Start the copy at the line containing "Give me the" and run it through the last line of the records. Repeat each line exactly; omit pictures.

++++++

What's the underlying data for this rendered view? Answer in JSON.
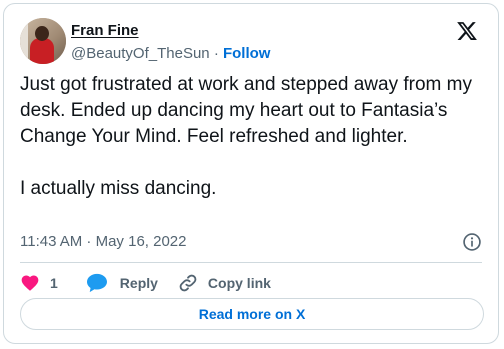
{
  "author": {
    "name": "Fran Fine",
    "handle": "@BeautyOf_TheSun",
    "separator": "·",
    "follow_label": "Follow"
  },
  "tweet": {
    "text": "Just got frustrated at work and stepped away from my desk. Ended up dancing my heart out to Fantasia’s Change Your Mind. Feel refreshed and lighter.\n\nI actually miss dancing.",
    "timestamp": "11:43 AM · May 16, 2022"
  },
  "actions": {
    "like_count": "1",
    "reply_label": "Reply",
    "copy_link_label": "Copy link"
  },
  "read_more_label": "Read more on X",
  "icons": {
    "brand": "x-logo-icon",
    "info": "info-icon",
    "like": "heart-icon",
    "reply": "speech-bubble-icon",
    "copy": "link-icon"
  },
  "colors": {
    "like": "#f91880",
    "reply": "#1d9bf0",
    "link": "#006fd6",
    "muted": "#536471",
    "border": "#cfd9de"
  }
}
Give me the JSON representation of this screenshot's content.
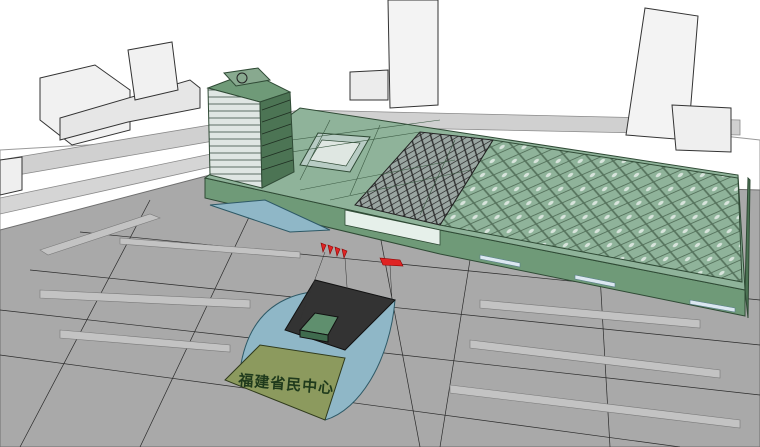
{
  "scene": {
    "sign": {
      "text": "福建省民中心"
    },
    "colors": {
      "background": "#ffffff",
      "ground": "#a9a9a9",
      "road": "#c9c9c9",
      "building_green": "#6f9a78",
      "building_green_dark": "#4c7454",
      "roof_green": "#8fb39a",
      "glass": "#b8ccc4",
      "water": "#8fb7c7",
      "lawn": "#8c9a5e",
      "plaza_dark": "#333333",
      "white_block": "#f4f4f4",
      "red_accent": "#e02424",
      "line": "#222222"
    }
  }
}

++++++

= RESPONSE BOX =
Give me the JSON representation of this screenshot's content.
{
  "scene": {
    "sign": {
      "text": "福建省民中心"
    },
    "colors": {
      "background": "#ffffff",
      "ground": "#a9a9a9",
      "road": "#c9c9c9",
      "building_green": "#6f9a78",
      "building_green_dark": "#4c7454",
      "roof_green": "#8fb39a",
      "glass": "#b8ccc4",
      "water": "#8fb7c7",
      "lawn": "#8c9a5e",
      "plaza_dark": "#333333",
      "white_block": "#f4f4f4",
      "red_accent": "#e02424",
      "line": "#222222"
    }
  }
}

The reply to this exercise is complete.